> **What is being asked**: Repeat each entry below exactly, omitting any picture it holds.

[Opening Data to process section]

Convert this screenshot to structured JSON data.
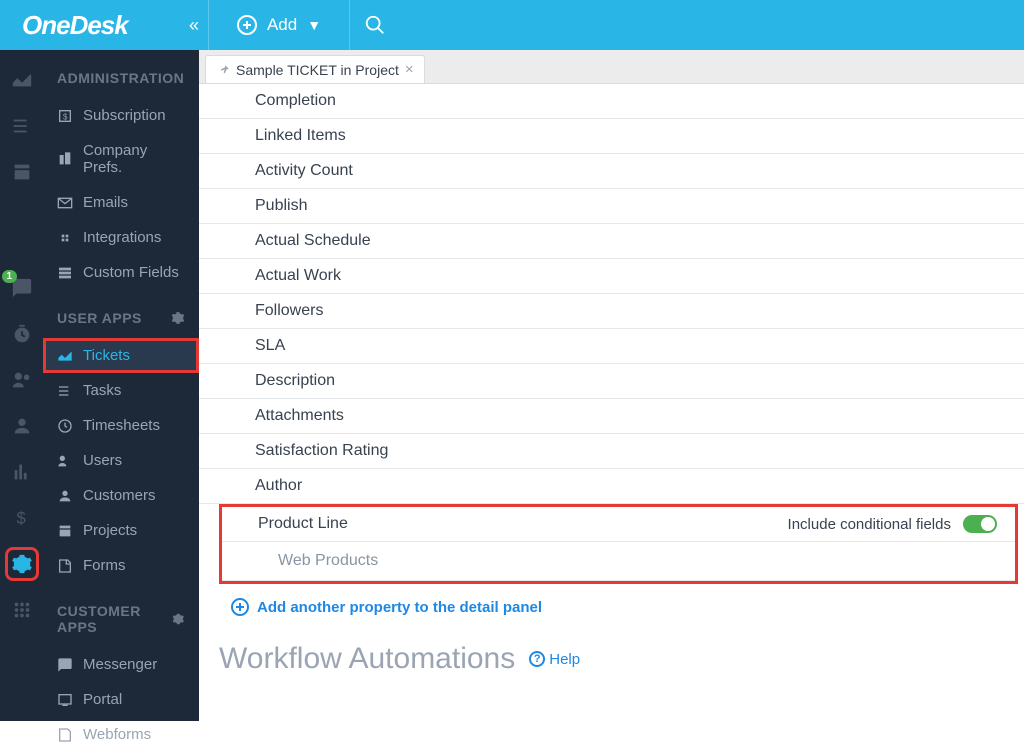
{
  "header": {
    "brand": "OneDesk",
    "add_label": "Add"
  },
  "tab": {
    "label": "Sample TICKET in Project"
  },
  "admin_sections": {
    "admin_label": "ADMINISTRATION",
    "user_apps_label": "USER APPS",
    "customer_apps_label": "CUSTOMER APPS"
  },
  "admin_items": {
    "subscription": "Subscription",
    "company_prefs": "Company Prefs.",
    "emails": "Emails",
    "integrations": "Integrations",
    "custom_fields": "Custom Fields",
    "tickets": "Tickets",
    "tasks": "Tasks",
    "timesheets": "Timesheets",
    "users": "Users",
    "customers": "Customers",
    "projects": "Projects",
    "forms": "Forms",
    "messenger": "Messenger",
    "portal": "Portal",
    "webforms": "Webforms"
  },
  "rail_badge": "1",
  "fields": {
    "completion": "Completion",
    "linked_items": "Linked Items",
    "activity_count": "Activity Count",
    "publish": "Publish",
    "actual_schedule": "Actual Schedule",
    "actual_work": "Actual Work",
    "followers": "Followers",
    "sla": "SLA",
    "description": "Description",
    "attachments": "Attachments",
    "satisfaction": "Satisfaction Rating",
    "author": "Author",
    "product_line": "Product Line",
    "cond_label": "Include conditional fields",
    "web_products": "Web Products"
  },
  "add_prop": "Add another property to the detail panel",
  "workflow": {
    "title": "Workflow Automations",
    "help": "Help"
  }
}
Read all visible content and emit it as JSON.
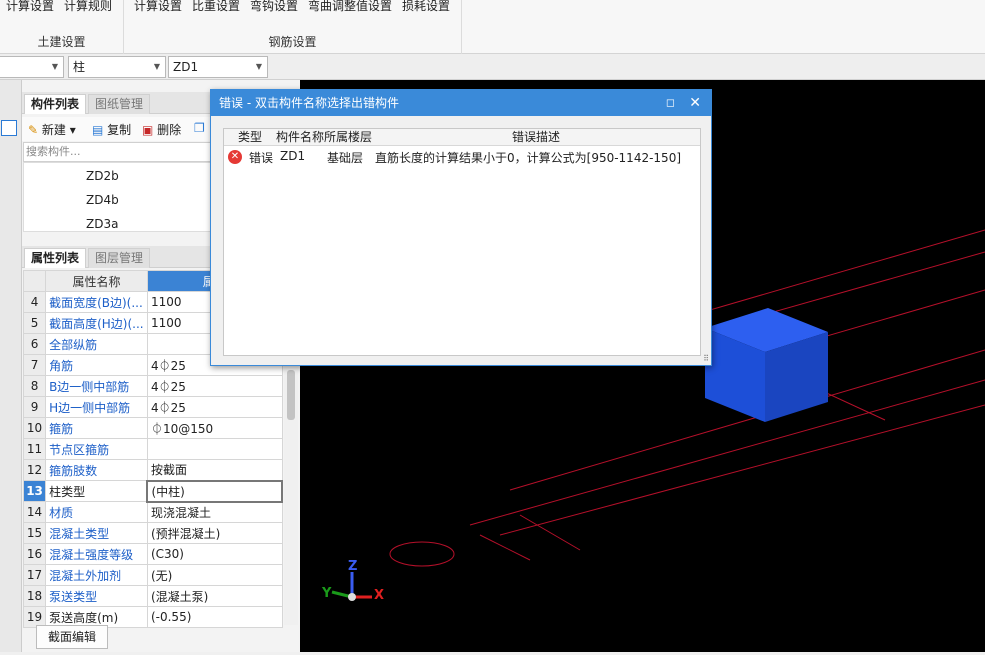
{
  "ribbon": {
    "civil_group": {
      "buttons": [
        "计算设置",
        "计算规则"
      ],
      "label": "土建设置"
    },
    "rebar_group": {
      "buttons": [
        "计算设置",
        "比重设置",
        "弯钩设置",
        "弯曲调整值设置",
        "损耗设置"
      ],
      "label": "钢筋设置"
    }
  },
  "selectors": {
    "type": "柱",
    "component": "ZD1"
  },
  "component_panel": {
    "tabs": [
      "构件列表",
      "图纸管理"
    ],
    "toolbar": {
      "new": "新建",
      "copy": "复制",
      "delete": "删除"
    },
    "search_placeholder": "搜索构件...",
    "items": [
      "ZD2b",
      "ZD4b",
      "ZD3a"
    ]
  },
  "property_panel": {
    "tabs": [
      "属性列表",
      "图层管理"
    ],
    "header": {
      "name": "属性名称",
      "value": "属性"
    },
    "rows": [
      {
        "num": "4",
        "name": "截面宽度(B边)(...",
        "value": "1100"
      },
      {
        "num": "5",
        "name": "截面高度(H边)(...",
        "value": "1100"
      },
      {
        "num": "6",
        "name": "全部纵筋",
        "value": ""
      },
      {
        "num": "7",
        "name": "角筋",
        "value": "4⏀25"
      },
      {
        "num": "8",
        "name": "B边一侧中部筋",
        "value": "4⏀25"
      },
      {
        "num": "9",
        "name": "H边一侧中部筋",
        "value": "4⏀25"
      },
      {
        "num": "10",
        "name": "箍筋",
        "value": "⏀10@150"
      },
      {
        "num": "11",
        "name": "节点区箍筋",
        "value": ""
      },
      {
        "num": "12",
        "name": "箍筋肢数",
        "value": "按截面"
      },
      {
        "num": "13",
        "name": "柱类型",
        "value": "(中柱)"
      },
      {
        "num": "14",
        "name": "材质",
        "value": "现浇混凝土"
      },
      {
        "num": "15",
        "name": "混凝土类型",
        "value": "(预拌混凝土)"
      },
      {
        "num": "16",
        "name": "混凝土强度等级",
        "value": "(C30)"
      },
      {
        "num": "17",
        "name": "混凝土外加剂",
        "value": "(无)"
      },
      {
        "num": "18",
        "name": "泵送类型",
        "value": "(混凝土泵)"
      },
      {
        "num": "19",
        "name": "泵送高度(m)",
        "value": "(-0.55)"
      }
    ],
    "edit_button": "截面编辑"
  },
  "error_dialog": {
    "title": "错误 - 双击构件名称选择出错构件",
    "columns": [
      "类型",
      "构件名称",
      "所属楼层",
      "错误描述"
    ],
    "rows": [
      {
        "type": "错误",
        "component": "ZD1",
        "floor": "基础层",
        "description": "直筋长度的计算结果小于0，计算公式为[950-1142-150]"
      }
    ]
  },
  "viewport": {
    "axes": [
      "Z",
      "Y",
      "X"
    ]
  },
  "colors": {
    "accent": "#3a8ad9",
    "error": "#e53935",
    "cube": "#1e4fd8",
    "grid": "#c8102e"
  }
}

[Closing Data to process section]

> **Result**:
Convert this screenshot to structured JSON data.
{
  "header": {
    "brand": "OneDesk",
    "add_label": "Add"
  },
  "tab": {
    "label": "Sample TICKET in Project"
  },
  "admin_sections": {
    "admin_label": "ADMINISTRATION",
    "user_apps_label": "USER APPS",
    "customer_apps_label": "CUSTOMER APPS"
  },
  "admin_items": {
    "subscription": "Subscription",
    "company_prefs": "Company Prefs.",
    "emails": "Emails",
    "integrations": "Integrations",
    "custom_fields": "Custom Fields",
    "tickets": "Tickets",
    "tasks": "Tasks",
    "timesheets": "Timesheets",
    "users": "Users",
    "customers": "Customers",
    "projects": "Projects",
    "forms": "Forms",
    "messenger": "Messenger",
    "portal": "Portal",
    "webforms": "Webforms"
  },
  "rail_badge": "1",
  "fields": {
    "completion": "Completion",
    "linked_items": "Linked Items",
    "activity_count": "Activity Count",
    "publish": "Publish",
    "actual_schedule": "Actual Schedule",
    "actual_work": "Actual Work",
    "followers": "Followers",
    "sla": "SLA",
    "description": "Description",
    "attachments": "Attachments",
    "satisfaction": "Satisfaction Rating",
    "author": "Author",
    "product_line": "Product Line",
    "cond_label": "Include conditional fields",
    "web_products": "Web Products"
  },
  "add_prop": "Add another property to the detail panel",
  "workflow": {
    "title": "Workflow Automations",
    "help": "Help"
  }
}
Read all visible content and emit it as JSON.
{
  "ribbon": {
    "civil_group": {
      "buttons": [
        "计算设置",
        "计算规则"
      ],
      "label": "土建设置"
    },
    "rebar_group": {
      "buttons": [
        "计算设置",
        "比重设置",
        "弯钩设置",
        "弯曲调整值设置",
        "损耗设置"
      ],
      "label": "钢筋设置"
    }
  },
  "selectors": {
    "type": "柱",
    "component": "ZD1"
  },
  "component_panel": {
    "tabs": [
      "构件列表",
      "图纸管理"
    ],
    "toolbar": {
      "new": "新建",
      "copy": "复制",
      "delete": "删除"
    },
    "search_placeholder": "搜索构件...",
    "items": [
      "ZD2b",
      "ZD4b",
      "ZD3a"
    ]
  },
  "property_panel": {
    "tabs": [
      "属性列表",
      "图层管理"
    ],
    "header": {
      "name": "属性名称",
      "value": "属性"
    },
    "rows": [
      {
        "num": "4",
        "name": "截面宽度(B边)(...",
        "value": "1100"
      },
      {
        "num": "5",
        "name": "截面高度(H边)(...",
        "value": "1100"
      },
      {
        "num": "6",
        "name": "全部纵筋",
        "value": ""
      },
      {
        "num": "7",
        "name": "角筋",
        "value": "4⏀25"
      },
      {
        "num": "8",
        "name": "B边一侧中部筋",
        "value": "4⏀25"
      },
      {
        "num": "9",
        "name": "H边一侧中部筋",
        "value": "4⏀25"
      },
      {
        "num": "10",
        "name": "箍筋",
        "value": "⏀10@150"
      },
      {
        "num": "11",
        "name": "节点区箍筋",
        "value": ""
      },
      {
        "num": "12",
        "name": "箍筋肢数",
        "value": "按截面"
      },
      {
        "num": "13",
        "name": "柱类型",
        "value": "(中柱)"
      },
      {
        "num": "14",
        "name": "材质",
        "value": "现浇混凝土"
      },
      {
        "num": "15",
        "name": "混凝土类型",
        "value": "(预拌混凝土)"
      },
      {
        "num": "16",
        "name": "混凝土强度等级",
        "value": "(C30)"
      },
      {
        "num": "17",
        "name": "混凝土外加剂",
        "value": "(无)"
      },
      {
        "num": "18",
        "name": "泵送类型",
        "value": "(混凝土泵)"
      },
      {
        "num": "19",
        "name": "泵送高度(m)",
        "value": "(-0.55)"
      }
    ],
    "edit_button": "截面编辑"
  },
  "error_dialog": {
    "title": "错误 - 双击构件名称选择出错构件",
    "columns": [
      "类型",
      "构件名称",
      "所属楼层",
      "错误描述"
    ],
    "rows": [
      {
        "type": "错误",
        "component": "ZD1",
        "floor": "基础层",
        "description": "直筋长度的计算结果小于0，计算公式为[950-1142-150]"
      }
    ]
  },
  "viewport": {
    "axes": [
      "Z",
      "Y",
      "X"
    ]
  },
  "colors": {
    "accent": "#3a8ad9",
    "error": "#e53935",
    "cube": "#1e4fd8",
    "grid": "#c8102e"
  }
}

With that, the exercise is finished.